This exhibition flowed naturally into the rooms upstairs where the museum’s permanent collection is on display. From iconic Shang bronzes to carved wooden grave servants reminiscent of Egyptian ushabtis, visitors can walk from room to room and from dynasty to dynasty.
A giant statue of the Buddha oversees the beginning of an exhibit of artifacts from the Han Dynasty. Meticulous models of terracotta houses mix with carefully sculpted clay acrobats frozen in time doing hand stands on the lip of a painted container.
One of the liveliest exhibitions is of figures from the Tang Dynasty with their individualized faces and realistic poses. An orchestra of eight young girls, each mounted on horseback and playing a separate musical instrument, seems to move in procession down one side of the room.
On the other side, traditional glazed earthenware horses and Bactrian camels remind visitors of China’s historic ties to the Silk Road. Nearby, a terracotta figure of an Indian dancer with curly hair and ochre-painted sari is an example of the people and goods that traveled down the Silk Road to the Tang court at Chang’an.
In another room, a 14th-century wooden bodhisattva from the Ming Dynasty sat in meditation near an exquisite 11th-century marble Amitaba Buddha from the Liao, probably carved in northwest Hebei. Two exquisite gold face masks typical of the grave goods of the Khitan Dynasty of Liao (907–1125) seem to sleep in their glass case, the woman still wearing one of her delicate gold earrings, shaped like a cat.
From its classic 19th-century exterior, the Musee Cernuschi looks like the home of an affluent French businessman. But its classical European lines and Doric-columned portico are deceptive. Inside is another world, a treasure house that reflects one man’s passion for Asian art.

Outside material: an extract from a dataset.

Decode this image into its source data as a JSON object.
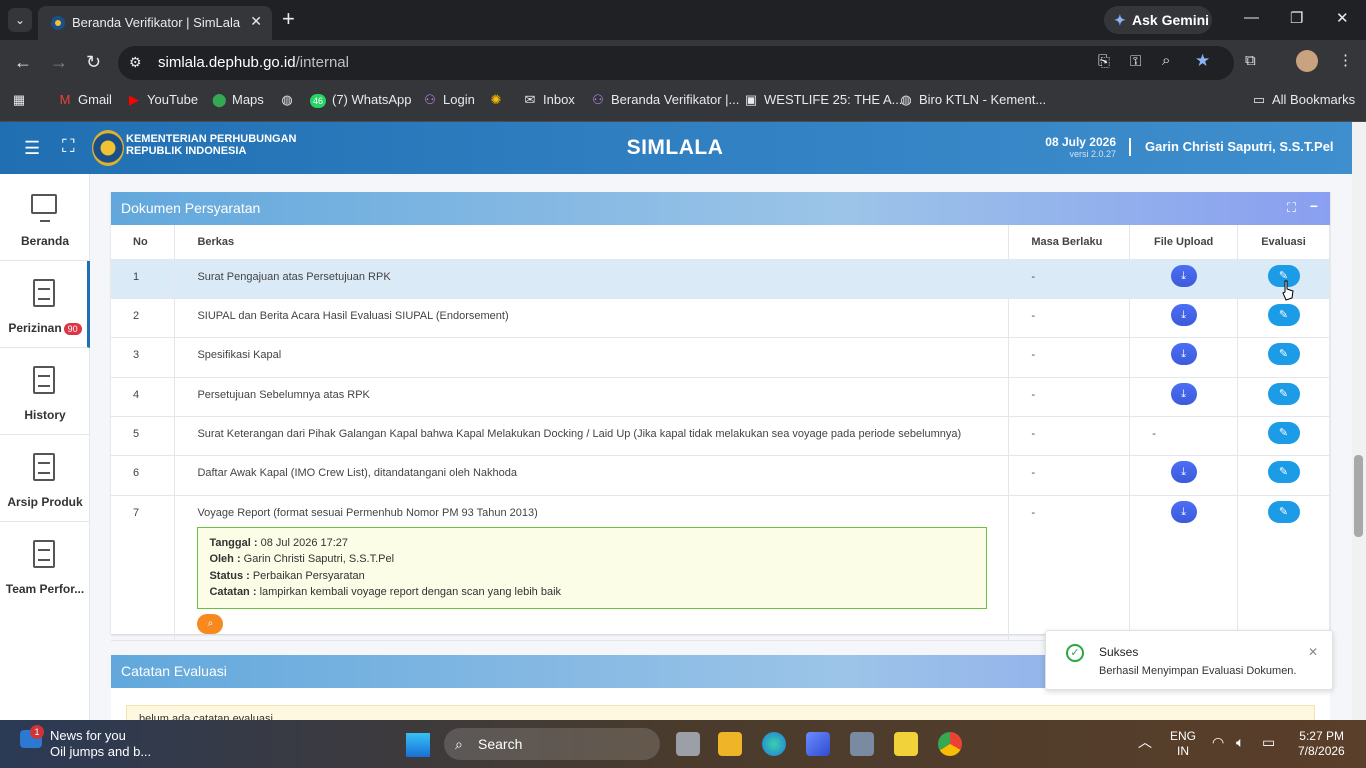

Susan James is a freelance writer based in Los Angeles. She has lived in India, the U.K., and Hawaii; and writes about travel, art, and culture.